Records from a data source:

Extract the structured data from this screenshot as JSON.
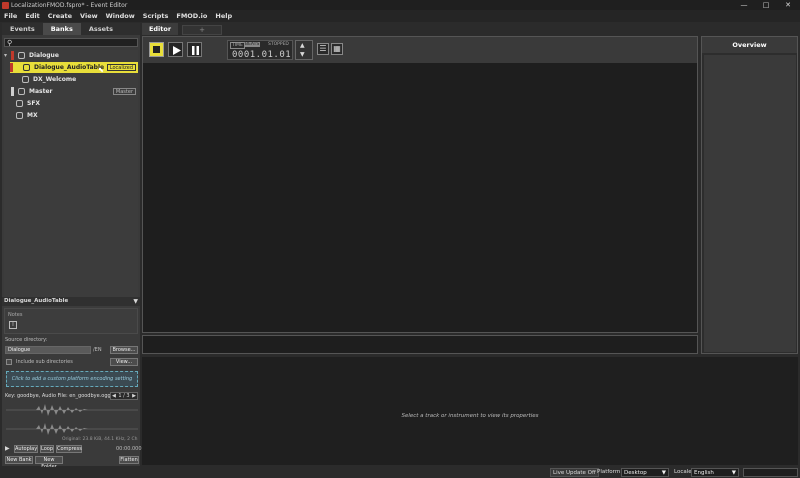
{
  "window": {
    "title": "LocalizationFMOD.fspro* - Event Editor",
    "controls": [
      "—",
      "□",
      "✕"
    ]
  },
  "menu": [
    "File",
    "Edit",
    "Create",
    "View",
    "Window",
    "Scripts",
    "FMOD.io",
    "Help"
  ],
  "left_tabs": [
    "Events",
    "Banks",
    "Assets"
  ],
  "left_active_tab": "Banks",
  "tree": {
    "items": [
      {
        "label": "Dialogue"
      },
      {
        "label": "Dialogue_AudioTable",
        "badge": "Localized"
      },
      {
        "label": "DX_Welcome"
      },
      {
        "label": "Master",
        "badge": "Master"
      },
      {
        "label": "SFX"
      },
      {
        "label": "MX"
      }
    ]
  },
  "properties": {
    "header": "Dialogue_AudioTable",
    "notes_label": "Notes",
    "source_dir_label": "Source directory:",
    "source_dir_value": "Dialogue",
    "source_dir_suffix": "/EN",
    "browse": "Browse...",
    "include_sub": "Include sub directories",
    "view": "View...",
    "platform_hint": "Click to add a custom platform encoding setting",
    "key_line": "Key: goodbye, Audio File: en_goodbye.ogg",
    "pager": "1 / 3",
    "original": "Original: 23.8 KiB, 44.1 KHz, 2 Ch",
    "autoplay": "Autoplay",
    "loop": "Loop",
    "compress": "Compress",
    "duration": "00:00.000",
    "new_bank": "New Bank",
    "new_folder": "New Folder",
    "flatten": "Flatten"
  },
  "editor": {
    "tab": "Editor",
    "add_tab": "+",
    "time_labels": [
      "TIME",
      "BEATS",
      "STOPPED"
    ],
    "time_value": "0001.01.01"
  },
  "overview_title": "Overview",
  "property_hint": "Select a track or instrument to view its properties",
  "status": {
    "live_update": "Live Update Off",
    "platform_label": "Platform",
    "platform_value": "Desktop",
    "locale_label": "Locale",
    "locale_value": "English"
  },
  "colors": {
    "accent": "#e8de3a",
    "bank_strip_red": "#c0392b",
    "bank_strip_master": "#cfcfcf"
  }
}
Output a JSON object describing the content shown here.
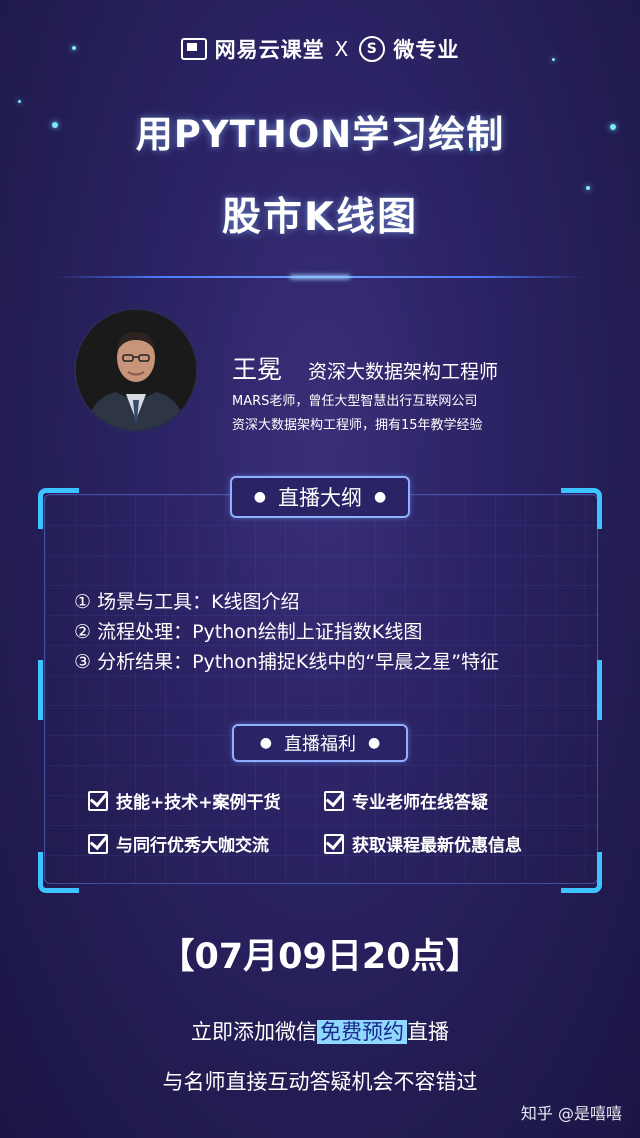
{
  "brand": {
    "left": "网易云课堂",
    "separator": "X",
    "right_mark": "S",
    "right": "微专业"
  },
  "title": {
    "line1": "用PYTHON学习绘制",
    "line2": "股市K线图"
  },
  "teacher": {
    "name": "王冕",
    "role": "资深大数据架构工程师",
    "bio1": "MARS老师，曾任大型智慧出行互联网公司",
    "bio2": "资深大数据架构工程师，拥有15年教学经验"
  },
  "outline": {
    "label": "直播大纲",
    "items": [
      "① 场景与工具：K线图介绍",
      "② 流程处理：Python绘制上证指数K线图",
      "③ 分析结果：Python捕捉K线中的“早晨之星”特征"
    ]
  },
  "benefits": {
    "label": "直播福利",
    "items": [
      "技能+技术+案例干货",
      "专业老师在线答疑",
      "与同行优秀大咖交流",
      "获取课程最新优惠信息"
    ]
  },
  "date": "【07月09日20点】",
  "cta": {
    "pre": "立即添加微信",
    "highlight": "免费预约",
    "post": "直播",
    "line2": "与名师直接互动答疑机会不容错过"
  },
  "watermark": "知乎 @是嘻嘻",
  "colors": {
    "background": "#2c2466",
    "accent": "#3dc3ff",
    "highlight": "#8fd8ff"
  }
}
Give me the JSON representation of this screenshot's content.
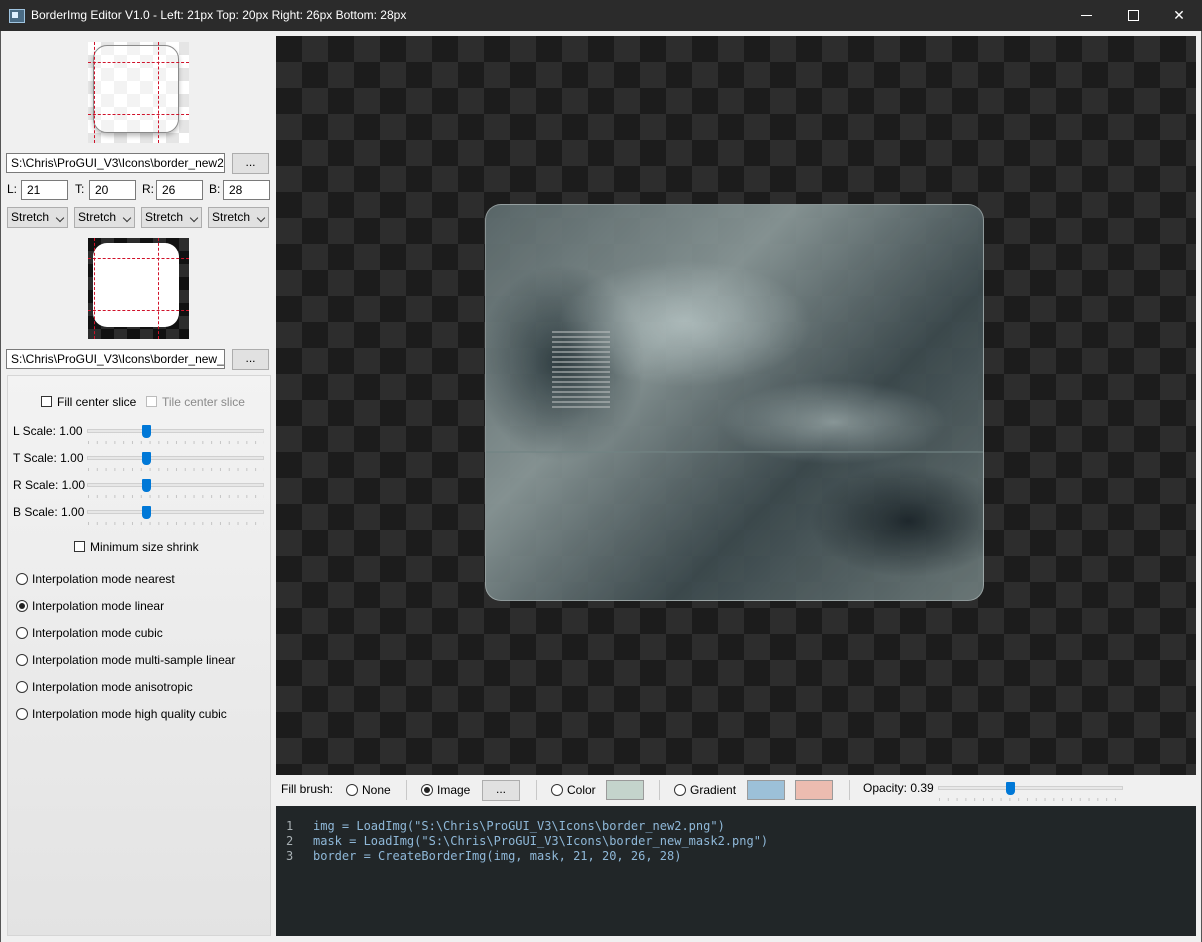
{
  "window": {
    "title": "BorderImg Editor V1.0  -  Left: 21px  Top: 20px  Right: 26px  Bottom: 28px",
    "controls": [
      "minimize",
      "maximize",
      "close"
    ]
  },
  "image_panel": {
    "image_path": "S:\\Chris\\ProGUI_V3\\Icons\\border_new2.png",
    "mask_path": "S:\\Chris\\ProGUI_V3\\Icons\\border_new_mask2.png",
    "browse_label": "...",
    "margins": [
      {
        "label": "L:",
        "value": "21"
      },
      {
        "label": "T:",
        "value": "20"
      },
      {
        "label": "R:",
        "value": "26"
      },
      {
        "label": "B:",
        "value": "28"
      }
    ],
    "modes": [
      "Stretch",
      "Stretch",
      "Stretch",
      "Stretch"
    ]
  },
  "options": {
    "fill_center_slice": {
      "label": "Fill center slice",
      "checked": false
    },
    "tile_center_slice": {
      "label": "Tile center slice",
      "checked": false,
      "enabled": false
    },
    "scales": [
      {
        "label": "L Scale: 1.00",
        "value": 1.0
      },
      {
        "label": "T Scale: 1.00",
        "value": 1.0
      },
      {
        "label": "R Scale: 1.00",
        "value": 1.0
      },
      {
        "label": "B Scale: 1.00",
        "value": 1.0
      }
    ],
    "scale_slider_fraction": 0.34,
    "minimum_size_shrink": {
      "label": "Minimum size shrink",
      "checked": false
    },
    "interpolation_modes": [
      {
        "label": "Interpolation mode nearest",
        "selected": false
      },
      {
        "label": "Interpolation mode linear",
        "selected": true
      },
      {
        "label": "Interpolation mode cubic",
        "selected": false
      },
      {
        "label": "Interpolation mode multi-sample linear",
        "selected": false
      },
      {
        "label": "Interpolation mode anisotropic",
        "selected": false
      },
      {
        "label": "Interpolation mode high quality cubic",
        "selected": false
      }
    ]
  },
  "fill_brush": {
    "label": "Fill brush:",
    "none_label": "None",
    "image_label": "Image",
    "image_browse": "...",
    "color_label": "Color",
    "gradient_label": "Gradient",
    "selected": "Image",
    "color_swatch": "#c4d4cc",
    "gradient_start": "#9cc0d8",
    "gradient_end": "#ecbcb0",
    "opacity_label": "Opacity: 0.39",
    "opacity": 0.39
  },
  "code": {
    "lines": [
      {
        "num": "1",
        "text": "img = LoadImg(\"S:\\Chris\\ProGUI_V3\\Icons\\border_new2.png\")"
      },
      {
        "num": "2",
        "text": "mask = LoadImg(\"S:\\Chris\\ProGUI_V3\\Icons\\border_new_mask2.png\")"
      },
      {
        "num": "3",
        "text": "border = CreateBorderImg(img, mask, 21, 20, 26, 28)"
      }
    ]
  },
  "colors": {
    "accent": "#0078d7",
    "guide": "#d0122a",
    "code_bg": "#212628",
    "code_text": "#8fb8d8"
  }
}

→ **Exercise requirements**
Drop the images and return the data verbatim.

→ **Problem solution**
Extract the structured data from this screenshot as JSON.
{
  "window": {
    "title": "LocalizationFMOD.fspro* - Event Editor",
    "controls": [
      "—",
      "□",
      "✕"
    ]
  },
  "menu": [
    "File",
    "Edit",
    "Create",
    "View",
    "Window",
    "Scripts",
    "FMOD.io",
    "Help"
  ],
  "left_tabs": [
    "Events",
    "Banks",
    "Assets"
  ],
  "left_active_tab": "Banks",
  "tree": {
    "items": [
      {
        "label": "Dialogue"
      },
      {
        "label": "Dialogue_AudioTable",
        "badge": "Localized"
      },
      {
        "label": "DX_Welcome"
      },
      {
        "label": "Master",
        "badge": "Master"
      },
      {
        "label": "SFX"
      },
      {
        "label": "MX"
      }
    ]
  },
  "properties": {
    "header": "Dialogue_AudioTable",
    "notes_label": "Notes",
    "source_dir_label": "Source directory:",
    "source_dir_value": "Dialogue",
    "source_dir_suffix": "/EN",
    "browse": "Browse...",
    "include_sub": "Include sub directories",
    "view": "View...",
    "platform_hint": "Click to add a custom platform encoding setting",
    "key_line": "Key: goodbye, Audio File: en_goodbye.ogg",
    "pager": "1 / 3",
    "original": "Original: 23.8 KiB, 44.1 KHz, 2 Ch",
    "autoplay": "Autoplay",
    "loop": "Loop",
    "compress": "Compress",
    "duration": "00:00.000",
    "new_bank": "New Bank",
    "new_folder": "New Folder",
    "flatten": "Flatten"
  },
  "editor": {
    "tab": "Editor",
    "add_tab": "+",
    "time_labels": [
      "TIME",
      "BEATS",
      "STOPPED"
    ],
    "time_value": "0001.01.01"
  },
  "overview_title": "Overview",
  "property_hint": "Select a track or instrument to view its properties",
  "status": {
    "live_update": "Live Update Off",
    "platform_label": "Platform",
    "platform_value": "Desktop",
    "locale_label": "Locale",
    "locale_value": "English"
  },
  "colors": {
    "accent": "#e8de3a",
    "bank_strip_red": "#c0392b",
    "bank_strip_master": "#cfcfcf"
  }
}
Output a JSON object describing the content shown here.
{
  "brand": {
    "left": "网易云课堂",
    "separator": "X",
    "right_mark": "S",
    "right": "微专业"
  },
  "title": {
    "line1": "用PYTHON学习绘制",
    "line2": "股市K线图"
  },
  "teacher": {
    "name": "王冕",
    "role": "资深大数据架构工程师",
    "bio1": "MARS老师，曾任大型智慧出行互联网公司",
    "bio2": "资深大数据架构工程师，拥有15年教学经验"
  },
  "outline": {
    "label": "直播大纲",
    "items": [
      "① 场景与工具：K线图介绍",
      "② 流程处理：Python绘制上证指数K线图",
      "③ 分析结果：Python捕捉K线中的“早晨之星”特征"
    ]
  },
  "benefits": {
    "label": "直播福利",
    "items": [
      "技能+技术+案例干货",
      "专业老师在线答疑",
      "与同行优秀大咖交流",
      "获取课程最新优惠信息"
    ]
  },
  "date": "【07月09日20点】",
  "cta": {
    "pre": "立即添加微信",
    "highlight": "免费预约",
    "post": "直播",
    "line2": "与名师直接互动答疑机会不容错过"
  },
  "watermark": "知乎 @是嘻嘻",
  "colors": {
    "background": "#2c2466",
    "accent": "#3dc3ff",
    "highlight": "#8fd8ff"
  }
}
Give me the JSON representation of this screenshot's content.
{
  "window": {
    "title": "BorderImg Editor V1.0  -  Left: 21px  Top: 20px  Right: 26px  Bottom: 28px",
    "controls": [
      "minimize",
      "maximize",
      "close"
    ]
  },
  "image_panel": {
    "image_path": "S:\\Chris\\ProGUI_V3\\Icons\\border_new2.png",
    "mask_path": "S:\\Chris\\ProGUI_V3\\Icons\\border_new_mask2.png",
    "browse_label": "...",
    "margins": [
      {
        "label": "L:",
        "value": "21"
      },
      {
        "label": "T:",
        "value": "20"
      },
      {
        "label": "R:",
        "value": "26"
      },
      {
        "label": "B:",
        "value": "28"
      }
    ],
    "modes": [
      "Stretch",
      "Stretch",
      "Stretch",
      "Stretch"
    ]
  },
  "options": {
    "fill_center_slice": {
      "label": "Fill center slice",
      "checked": false
    },
    "tile_center_slice": {
      "label": "Tile center slice",
      "checked": false,
      "enabled": false
    },
    "scales": [
      {
        "label": "L Scale: 1.00",
        "value": 1.0
      },
      {
        "label": "T Scale: 1.00",
        "value": 1.0
      },
      {
        "label": "R Scale: 1.00",
        "value": 1.0
      },
      {
        "label": "B Scale: 1.00",
        "value": 1.0
      }
    ],
    "scale_slider_fraction": 0.34,
    "minimum_size_shrink": {
      "label": "Minimum size shrink",
      "checked": false
    },
    "interpolation_modes": [
      {
        "label": "Interpolation mode nearest",
        "selected": false
      },
      {
        "label": "Interpolation mode linear",
        "selected": true
      },
      {
        "label": "Interpolation mode cubic",
        "selected": false
      },
      {
        "label": "Interpolation mode multi-sample linear",
        "selected": false
      },
      {
        "label": "Interpolation mode anisotropic",
        "selected": false
      },
      {
        "label": "Interpolation mode high quality cubic",
        "selected": false
      }
    ]
  },
  "fill_brush": {
    "label": "Fill brush:",
    "none_label": "None",
    "image_label": "Image",
    "image_browse": "...",
    "color_label": "Color",
    "gradient_label": "Gradient",
    "selected": "Image",
    "color_swatch": "#c4d4cc",
    "gradient_start": "#9cc0d8",
    "gradient_end": "#ecbcb0",
    "opacity_label": "Opacity: 0.39",
    "opacity": 0.39
  },
  "code": {
    "lines": [
      {
        "num": "1",
        "text": "img = LoadImg(\"S:\\Chris\\ProGUI_V3\\Icons\\border_new2.png\")"
      },
      {
        "num": "2",
        "text": "mask = LoadImg(\"S:\\Chris\\ProGUI_V3\\Icons\\border_new_mask2.png\")"
      },
      {
        "num": "3",
        "text": "border = CreateBorderImg(img, mask, 21, 20, 26, 28)"
      }
    ]
  },
  "colors": {
    "accent": "#0078d7",
    "guide": "#d0122a",
    "code_bg": "#212628",
    "code_text": "#8fb8d8"
  }
}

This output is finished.